What you will do - Quote the entries that follow exactly, leaving none out.

--- Records supplied Enclosed Below ---

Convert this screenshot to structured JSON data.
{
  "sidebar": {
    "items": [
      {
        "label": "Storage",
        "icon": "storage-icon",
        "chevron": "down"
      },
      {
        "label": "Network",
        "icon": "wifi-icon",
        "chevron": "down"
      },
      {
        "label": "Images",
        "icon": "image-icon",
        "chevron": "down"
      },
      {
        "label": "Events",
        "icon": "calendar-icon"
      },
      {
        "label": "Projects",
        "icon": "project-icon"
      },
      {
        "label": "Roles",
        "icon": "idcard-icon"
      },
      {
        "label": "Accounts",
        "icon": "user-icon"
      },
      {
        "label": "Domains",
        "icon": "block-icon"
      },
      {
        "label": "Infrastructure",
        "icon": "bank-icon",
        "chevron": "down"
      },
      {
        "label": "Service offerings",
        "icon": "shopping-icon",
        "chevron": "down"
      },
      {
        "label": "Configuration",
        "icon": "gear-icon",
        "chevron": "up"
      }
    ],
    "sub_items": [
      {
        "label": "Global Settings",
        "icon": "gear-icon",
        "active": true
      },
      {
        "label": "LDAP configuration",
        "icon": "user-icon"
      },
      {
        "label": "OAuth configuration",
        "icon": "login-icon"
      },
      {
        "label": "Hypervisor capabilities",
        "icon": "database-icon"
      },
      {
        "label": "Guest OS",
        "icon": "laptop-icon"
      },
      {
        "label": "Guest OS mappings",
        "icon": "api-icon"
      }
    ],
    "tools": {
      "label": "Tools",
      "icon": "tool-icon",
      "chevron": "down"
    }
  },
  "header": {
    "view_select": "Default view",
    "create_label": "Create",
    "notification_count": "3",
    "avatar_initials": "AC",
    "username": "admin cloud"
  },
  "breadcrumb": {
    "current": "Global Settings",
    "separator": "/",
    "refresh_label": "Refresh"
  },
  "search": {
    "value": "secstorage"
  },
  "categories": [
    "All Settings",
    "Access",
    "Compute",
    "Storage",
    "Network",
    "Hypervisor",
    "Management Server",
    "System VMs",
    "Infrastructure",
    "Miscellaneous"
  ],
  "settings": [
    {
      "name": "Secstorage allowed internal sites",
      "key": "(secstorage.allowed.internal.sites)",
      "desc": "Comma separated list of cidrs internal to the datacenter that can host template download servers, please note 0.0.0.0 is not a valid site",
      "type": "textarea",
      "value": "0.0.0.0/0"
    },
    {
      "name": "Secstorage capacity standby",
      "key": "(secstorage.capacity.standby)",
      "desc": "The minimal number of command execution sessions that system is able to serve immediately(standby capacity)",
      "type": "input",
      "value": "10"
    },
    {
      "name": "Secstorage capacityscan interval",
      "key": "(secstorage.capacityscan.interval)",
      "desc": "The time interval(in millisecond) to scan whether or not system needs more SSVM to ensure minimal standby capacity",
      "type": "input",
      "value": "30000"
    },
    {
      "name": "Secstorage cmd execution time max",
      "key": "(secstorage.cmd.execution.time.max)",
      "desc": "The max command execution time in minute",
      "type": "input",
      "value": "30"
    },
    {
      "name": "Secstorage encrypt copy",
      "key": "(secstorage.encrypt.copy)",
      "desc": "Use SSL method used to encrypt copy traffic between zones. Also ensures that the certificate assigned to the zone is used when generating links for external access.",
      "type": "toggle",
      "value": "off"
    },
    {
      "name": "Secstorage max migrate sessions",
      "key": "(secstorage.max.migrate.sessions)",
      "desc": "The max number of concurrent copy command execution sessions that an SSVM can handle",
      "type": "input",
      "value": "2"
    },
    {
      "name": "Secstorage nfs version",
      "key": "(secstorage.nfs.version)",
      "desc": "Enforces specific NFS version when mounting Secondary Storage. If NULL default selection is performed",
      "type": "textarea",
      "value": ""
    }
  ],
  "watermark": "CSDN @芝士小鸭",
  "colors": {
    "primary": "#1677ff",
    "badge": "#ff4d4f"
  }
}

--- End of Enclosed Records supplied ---

Task answer -
Convert this screenshot to structured JSON data.
{
  "sidebar": {
    "items": [
      {
        "label": "Storage",
        "icon": "storage-icon",
        "chevron": "down"
      },
      {
        "label": "Network",
        "icon": "wifi-icon",
        "chevron": "down"
      },
      {
        "label": "Images",
        "icon": "image-icon",
        "chevron": "down"
      },
      {
        "label": "Events",
        "icon": "calendar-icon"
      },
      {
        "label": "Projects",
        "icon": "project-icon"
      },
      {
        "label": "Roles",
        "icon": "idcard-icon"
      },
      {
        "label": "Accounts",
        "icon": "user-icon"
      },
      {
        "label": "Domains",
        "icon": "block-icon"
      },
      {
        "label": "Infrastructure",
        "icon": "bank-icon",
        "chevron": "down"
      },
      {
        "label": "Service offerings",
        "icon": "shopping-icon",
        "chevron": "down"
      },
      {
        "label": "Configuration",
        "icon": "gear-icon",
        "chevron": "up"
      }
    ],
    "sub_items": [
      {
        "label": "Global Settings",
        "icon": "gear-icon",
        "active": true
      },
      {
        "label": "LDAP configuration",
        "icon": "user-icon"
      },
      {
        "label": "OAuth configuration",
        "icon": "login-icon"
      },
      {
        "label": "Hypervisor capabilities",
        "icon": "database-icon"
      },
      {
        "label": "Guest OS",
        "icon": "laptop-icon"
      },
      {
        "label": "Guest OS mappings",
        "icon": "api-icon"
      }
    ],
    "tools": {
      "label": "Tools",
      "icon": "tool-icon",
      "chevron": "down"
    }
  },
  "header": {
    "view_select": "Default view",
    "create_label": "Create",
    "notification_count": "3",
    "avatar_initials": "AC",
    "username": "admin cloud"
  },
  "breadcrumb": {
    "current": "Global Settings",
    "separator": "/",
    "refresh_label": "Refresh"
  },
  "search": {
    "value": "secstorage"
  },
  "categories": [
    "All Settings",
    "Access",
    "Compute",
    "Storage",
    "Network",
    "Hypervisor",
    "Management Server",
    "System VMs",
    "Infrastructure",
    "Miscellaneous"
  ],
  "settings": [
    {
      "name": "Secstorage allowed internal sites",
      "key": "(secstorage.allowed.internal.sites)",
      "desc": "Comma separated list of cidrs internal to the datacenter that can host template download servers, please note 0.0.0.0 is not a valid site",
      "type": "textarea",
      "value": "0.0.0.0/0"
    },
    {
      "name": "Secstorage capacity standby",
      "key": "(secstorage.capacity.standby)",
      "desc": "The minimal number of command execution sessions that system is able to serve immediately(standby capacity)",
      "type": "input",
      "value": "10"
    },
    {
      "name": "Secstorage capacityscan interval",
      "key": "(secstorage.capacityscan.interval)",
      "desc": "The time interval(in millisecond) to scan whether or not system needs more SSVM to ensure minimal standby capacity",
      "type": "input",
      "value": "30000"
    },
    {
      "name": "Secstorage cmd execution time max",
      "key": "(secstorage.cmd.execution.time.max)",
      "desc": "The max command execution time in minute",
      "type": "input",
      "value": "30"
    },
    {
      "name": "Secstorage encrypt copy",
      "key": "(secstorage.encrypt.copy)",
      "desc": "Use SSL method used to encrypt copy traffic between zones. Also ensures that the certificate assigned to the zone is used when generating links for external access.",
      "type": "toggle",
      "value": "off"
    },
    {
      "name": "Secstorage max migrate sessions",
      "key": "(secstorage.max.migrate.sessions)",
      "desc": "The max number of concurrent copy command execution sessions that an SSVM can handle",
      "type": "input",
      "value": "2"
    },
    {
      "name": "Secstorage nfs version",
      "key": "(secstorage.nfs.version)",
      "desc": "Enforces specific NFS version when mounting Secondary Storage. If NULL default selection is performed",
      "type": "textarea",
      "value": ""
    }
  ],
  "watermark": "CSDN @芝士小鸭",
  "colors": {
    "primary": "#1677ff",
    "badge": "#ff4d4f"
  }
}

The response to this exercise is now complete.